» **PROBLEM DESCRIPTION**
The required output is a single number: how many lines of the material contain the string "period".

-----

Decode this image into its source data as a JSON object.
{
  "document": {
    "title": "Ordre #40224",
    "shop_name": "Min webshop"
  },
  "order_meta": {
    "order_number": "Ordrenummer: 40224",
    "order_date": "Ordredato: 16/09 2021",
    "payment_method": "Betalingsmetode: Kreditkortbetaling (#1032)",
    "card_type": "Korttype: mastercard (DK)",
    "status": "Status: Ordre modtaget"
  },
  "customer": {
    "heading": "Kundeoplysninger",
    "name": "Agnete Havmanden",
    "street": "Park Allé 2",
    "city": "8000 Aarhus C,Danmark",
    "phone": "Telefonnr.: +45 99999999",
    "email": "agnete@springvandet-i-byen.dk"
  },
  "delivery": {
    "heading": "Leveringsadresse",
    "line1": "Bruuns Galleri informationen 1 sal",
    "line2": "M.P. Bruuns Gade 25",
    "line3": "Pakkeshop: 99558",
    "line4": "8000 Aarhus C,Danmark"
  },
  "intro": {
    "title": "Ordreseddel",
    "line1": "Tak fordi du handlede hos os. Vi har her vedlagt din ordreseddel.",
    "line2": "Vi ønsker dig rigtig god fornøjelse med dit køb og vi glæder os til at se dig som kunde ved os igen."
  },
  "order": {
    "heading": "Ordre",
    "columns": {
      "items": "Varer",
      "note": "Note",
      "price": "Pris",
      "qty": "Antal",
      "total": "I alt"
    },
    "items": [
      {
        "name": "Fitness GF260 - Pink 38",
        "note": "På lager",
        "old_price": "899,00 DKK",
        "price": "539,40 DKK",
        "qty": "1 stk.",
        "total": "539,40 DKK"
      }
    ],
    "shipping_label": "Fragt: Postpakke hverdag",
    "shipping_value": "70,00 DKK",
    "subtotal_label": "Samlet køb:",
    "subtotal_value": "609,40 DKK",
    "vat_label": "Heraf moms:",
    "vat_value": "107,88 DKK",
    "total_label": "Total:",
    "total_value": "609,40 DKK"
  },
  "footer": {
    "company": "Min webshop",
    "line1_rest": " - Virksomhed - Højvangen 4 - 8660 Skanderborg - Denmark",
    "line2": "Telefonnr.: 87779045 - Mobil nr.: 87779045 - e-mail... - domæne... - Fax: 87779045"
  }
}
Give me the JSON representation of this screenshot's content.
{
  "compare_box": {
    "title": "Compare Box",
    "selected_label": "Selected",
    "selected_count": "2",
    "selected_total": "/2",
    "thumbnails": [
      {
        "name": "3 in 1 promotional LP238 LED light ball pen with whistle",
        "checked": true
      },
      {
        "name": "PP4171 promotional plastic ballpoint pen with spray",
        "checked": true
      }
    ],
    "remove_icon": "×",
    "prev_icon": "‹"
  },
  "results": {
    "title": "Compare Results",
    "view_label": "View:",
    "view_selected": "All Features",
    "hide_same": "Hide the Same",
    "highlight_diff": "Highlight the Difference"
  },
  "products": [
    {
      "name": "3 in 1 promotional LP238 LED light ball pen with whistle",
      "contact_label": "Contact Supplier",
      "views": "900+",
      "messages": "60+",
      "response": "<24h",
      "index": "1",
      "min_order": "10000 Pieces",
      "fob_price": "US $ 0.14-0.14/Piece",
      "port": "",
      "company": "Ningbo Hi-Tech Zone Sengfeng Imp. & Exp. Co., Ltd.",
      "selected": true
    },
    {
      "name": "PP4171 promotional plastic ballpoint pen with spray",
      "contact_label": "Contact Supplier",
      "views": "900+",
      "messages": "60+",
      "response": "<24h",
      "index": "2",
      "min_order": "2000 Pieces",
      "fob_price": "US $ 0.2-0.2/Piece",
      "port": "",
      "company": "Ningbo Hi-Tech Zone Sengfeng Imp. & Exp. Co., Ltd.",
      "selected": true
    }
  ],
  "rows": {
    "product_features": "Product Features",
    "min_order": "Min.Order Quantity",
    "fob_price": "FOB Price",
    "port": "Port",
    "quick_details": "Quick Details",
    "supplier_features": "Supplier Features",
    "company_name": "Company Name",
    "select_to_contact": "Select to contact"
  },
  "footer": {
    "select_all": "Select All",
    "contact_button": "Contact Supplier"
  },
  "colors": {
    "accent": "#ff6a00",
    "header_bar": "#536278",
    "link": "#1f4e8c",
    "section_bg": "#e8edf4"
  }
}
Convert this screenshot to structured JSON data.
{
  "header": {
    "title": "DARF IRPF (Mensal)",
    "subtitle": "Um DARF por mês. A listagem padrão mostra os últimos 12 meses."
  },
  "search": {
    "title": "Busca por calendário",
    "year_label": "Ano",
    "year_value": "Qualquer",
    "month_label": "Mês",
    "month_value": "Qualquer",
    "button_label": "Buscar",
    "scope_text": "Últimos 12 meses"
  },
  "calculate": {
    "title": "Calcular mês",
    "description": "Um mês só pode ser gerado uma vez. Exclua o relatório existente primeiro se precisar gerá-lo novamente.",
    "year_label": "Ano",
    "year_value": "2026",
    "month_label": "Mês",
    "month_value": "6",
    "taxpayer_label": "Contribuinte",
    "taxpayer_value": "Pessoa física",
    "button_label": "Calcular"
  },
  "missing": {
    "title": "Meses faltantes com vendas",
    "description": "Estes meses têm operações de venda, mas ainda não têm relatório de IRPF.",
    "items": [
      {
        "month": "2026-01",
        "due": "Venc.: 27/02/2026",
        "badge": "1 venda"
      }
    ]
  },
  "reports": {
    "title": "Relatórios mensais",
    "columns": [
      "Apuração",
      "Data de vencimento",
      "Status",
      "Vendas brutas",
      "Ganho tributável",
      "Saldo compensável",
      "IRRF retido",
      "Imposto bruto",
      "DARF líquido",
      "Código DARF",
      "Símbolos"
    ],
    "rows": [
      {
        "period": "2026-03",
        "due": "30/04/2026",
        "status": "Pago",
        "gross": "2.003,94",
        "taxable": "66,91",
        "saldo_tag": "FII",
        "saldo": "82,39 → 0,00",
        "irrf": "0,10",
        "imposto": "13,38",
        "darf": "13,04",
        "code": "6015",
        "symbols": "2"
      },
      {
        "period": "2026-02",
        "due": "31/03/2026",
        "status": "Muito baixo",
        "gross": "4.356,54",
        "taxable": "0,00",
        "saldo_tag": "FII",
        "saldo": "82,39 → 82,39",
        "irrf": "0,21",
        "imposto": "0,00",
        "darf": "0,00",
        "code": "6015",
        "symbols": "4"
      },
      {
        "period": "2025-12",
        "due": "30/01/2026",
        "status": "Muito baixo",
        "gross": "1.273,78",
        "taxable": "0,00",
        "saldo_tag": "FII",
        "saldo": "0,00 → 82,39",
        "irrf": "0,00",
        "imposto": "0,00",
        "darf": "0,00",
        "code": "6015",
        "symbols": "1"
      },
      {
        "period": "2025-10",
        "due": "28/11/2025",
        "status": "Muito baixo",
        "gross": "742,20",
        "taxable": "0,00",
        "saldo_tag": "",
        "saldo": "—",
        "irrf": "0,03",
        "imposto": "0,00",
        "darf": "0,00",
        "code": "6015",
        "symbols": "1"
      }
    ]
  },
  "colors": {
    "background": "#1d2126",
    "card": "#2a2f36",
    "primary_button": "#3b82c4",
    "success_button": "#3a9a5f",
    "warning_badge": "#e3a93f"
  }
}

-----

» **EXERCISE RESPONSE**
4